Making an Encore Career Work for You

Your “second act” is waiting. Use these tips to help make it a success.

Retiring doesn’t always mean leaving the workforce entirely. In fact, 70% of American workers say they plan to continue working in retirement.1 Many of them are even becoming entrepreneurs. In fact, people over age 50 are two times more likely than millennials to say they’re looking to start a new business in the next 12 months.

Why are so many working past traditional retirement age? For some, it’s a financial necessity but for many others, working in retirement is more about meaning than money.2

Research shows that the satisfaction that comes from working in retirement can improve social engagement and emotional health — and even extend your life.

So-called encore careers are an opportunity to pursue lifelong interests or purpose-driven work.

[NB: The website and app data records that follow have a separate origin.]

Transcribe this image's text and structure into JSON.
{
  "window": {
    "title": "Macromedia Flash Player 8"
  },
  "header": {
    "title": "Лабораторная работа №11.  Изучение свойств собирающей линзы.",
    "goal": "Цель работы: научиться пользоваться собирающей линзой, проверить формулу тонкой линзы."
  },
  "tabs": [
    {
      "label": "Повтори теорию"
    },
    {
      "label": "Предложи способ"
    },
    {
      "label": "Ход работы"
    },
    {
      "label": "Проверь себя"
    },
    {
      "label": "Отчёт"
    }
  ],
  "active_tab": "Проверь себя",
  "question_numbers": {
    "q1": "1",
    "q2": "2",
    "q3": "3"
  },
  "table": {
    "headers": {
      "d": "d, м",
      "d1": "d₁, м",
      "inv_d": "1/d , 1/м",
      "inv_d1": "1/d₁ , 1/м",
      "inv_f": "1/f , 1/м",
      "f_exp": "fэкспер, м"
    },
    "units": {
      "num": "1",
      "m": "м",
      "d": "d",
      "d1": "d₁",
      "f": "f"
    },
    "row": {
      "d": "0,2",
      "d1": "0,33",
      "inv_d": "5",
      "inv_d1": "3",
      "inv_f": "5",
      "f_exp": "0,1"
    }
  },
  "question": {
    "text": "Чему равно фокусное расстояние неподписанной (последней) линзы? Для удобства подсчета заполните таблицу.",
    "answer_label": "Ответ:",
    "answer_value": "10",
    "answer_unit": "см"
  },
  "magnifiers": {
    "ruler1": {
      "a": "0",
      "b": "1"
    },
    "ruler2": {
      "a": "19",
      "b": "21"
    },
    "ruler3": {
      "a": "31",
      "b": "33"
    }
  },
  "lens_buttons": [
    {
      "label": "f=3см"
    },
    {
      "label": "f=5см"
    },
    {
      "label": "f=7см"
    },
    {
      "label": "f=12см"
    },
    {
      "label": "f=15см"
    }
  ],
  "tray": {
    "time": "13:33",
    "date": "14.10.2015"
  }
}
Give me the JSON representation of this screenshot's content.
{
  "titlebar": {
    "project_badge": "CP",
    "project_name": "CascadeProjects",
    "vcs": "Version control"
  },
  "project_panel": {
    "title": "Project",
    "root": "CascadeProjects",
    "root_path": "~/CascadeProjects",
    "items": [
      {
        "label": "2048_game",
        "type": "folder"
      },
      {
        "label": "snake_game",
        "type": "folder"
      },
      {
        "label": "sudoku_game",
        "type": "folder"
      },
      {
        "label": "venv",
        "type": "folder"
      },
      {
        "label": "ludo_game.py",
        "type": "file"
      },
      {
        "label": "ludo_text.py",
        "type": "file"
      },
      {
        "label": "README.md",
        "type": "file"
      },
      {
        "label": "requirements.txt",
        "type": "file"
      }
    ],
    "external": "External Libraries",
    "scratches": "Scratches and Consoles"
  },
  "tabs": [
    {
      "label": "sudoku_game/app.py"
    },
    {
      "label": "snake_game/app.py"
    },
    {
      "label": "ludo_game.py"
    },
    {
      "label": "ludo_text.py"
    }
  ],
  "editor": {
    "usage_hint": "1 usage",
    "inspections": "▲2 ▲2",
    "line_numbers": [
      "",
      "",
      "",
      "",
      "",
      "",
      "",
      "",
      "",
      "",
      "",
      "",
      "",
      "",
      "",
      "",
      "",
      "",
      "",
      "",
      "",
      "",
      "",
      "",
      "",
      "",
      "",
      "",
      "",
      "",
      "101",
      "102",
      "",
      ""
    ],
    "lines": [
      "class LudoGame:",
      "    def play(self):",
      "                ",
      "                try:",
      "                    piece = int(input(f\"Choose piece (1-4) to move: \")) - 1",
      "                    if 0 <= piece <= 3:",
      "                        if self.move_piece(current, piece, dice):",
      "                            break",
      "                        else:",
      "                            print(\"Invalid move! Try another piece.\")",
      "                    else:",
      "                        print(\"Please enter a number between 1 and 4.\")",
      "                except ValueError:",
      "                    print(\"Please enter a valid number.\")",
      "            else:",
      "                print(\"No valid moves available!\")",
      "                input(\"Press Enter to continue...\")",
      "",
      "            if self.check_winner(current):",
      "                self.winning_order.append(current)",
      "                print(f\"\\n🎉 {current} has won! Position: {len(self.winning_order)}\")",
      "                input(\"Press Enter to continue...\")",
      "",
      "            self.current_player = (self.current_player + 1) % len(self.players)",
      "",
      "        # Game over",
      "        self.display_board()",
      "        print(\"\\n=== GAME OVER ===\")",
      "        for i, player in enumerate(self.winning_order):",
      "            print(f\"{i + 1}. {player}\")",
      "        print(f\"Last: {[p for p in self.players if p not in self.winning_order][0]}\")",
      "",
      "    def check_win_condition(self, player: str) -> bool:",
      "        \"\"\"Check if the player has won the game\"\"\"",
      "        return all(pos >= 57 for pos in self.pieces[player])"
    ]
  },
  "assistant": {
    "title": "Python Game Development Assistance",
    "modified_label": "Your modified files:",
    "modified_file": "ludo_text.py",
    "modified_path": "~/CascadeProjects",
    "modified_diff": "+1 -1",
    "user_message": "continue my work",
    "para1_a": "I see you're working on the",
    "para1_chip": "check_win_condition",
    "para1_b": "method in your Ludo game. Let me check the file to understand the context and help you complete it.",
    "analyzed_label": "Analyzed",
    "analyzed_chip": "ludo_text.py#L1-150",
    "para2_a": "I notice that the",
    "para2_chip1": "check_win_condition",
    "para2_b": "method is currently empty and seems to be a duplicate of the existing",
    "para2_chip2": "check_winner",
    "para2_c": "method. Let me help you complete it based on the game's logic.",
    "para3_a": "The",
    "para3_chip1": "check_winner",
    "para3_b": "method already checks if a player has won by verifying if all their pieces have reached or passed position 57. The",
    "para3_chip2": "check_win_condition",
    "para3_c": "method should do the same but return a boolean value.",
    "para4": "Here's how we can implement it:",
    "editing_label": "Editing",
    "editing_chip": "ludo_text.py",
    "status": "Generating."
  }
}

Research shows that the satisfaction that comes from working in retirement can improve social engagement and emotional health — and even extend your life.3

However, your post-retirement career may not be as lucrative as your previous one, so it’s crucial to have a solid financial foundation. 

Before you embark on an encore career, calculate your overall expenses and work with your financial professional to assemble a plan that will meet your needs. This plan might combine withdrawals from retirement savings accounts, along with a baseline “paycheck” from annuity income and other stable sources that can supplement wages from your new job.

Here are five more tips to make the most of an encore career: 

  1. Be courageous
    Encore careers are a chance to try something new. Don’t be afraid to challenge yourself or try your hand at jobs you hadn’t considered before. 

  2. Harness your passions
    What do you love to do? What causes are you passionate about? Identifying your top interests can help you identify potentially engaging areas of work. 

  3. Leverage your experience
    Consider the skills you’ve mastered throughout your career. Do you have extensive experience in management, accounting, or event planning? These capabilities might translate into an encore career outside of traditional corporate settings, such as starting a small business or working for nonprofit organizations or schools. 

  4. Make connections
    Once you’ve considered your interests and skills and have finalized an income plan with your financial professional, it’s time to start exploring options. Volunteering is a low-risk way to try out different types of work. These organizations can be a great place to start and to find inspiration for how other retirees are creating their own second acts: 

  5. Share your story
    After finding an encore career, you can inspire other retirees with your own story. Sharing details about how you overcame challenges or found meaningful opportunities is a way to give back for the assistance you received on your own journey. 

Talk with your financial advisor to discuss these and other factors to consider before starting an encore career.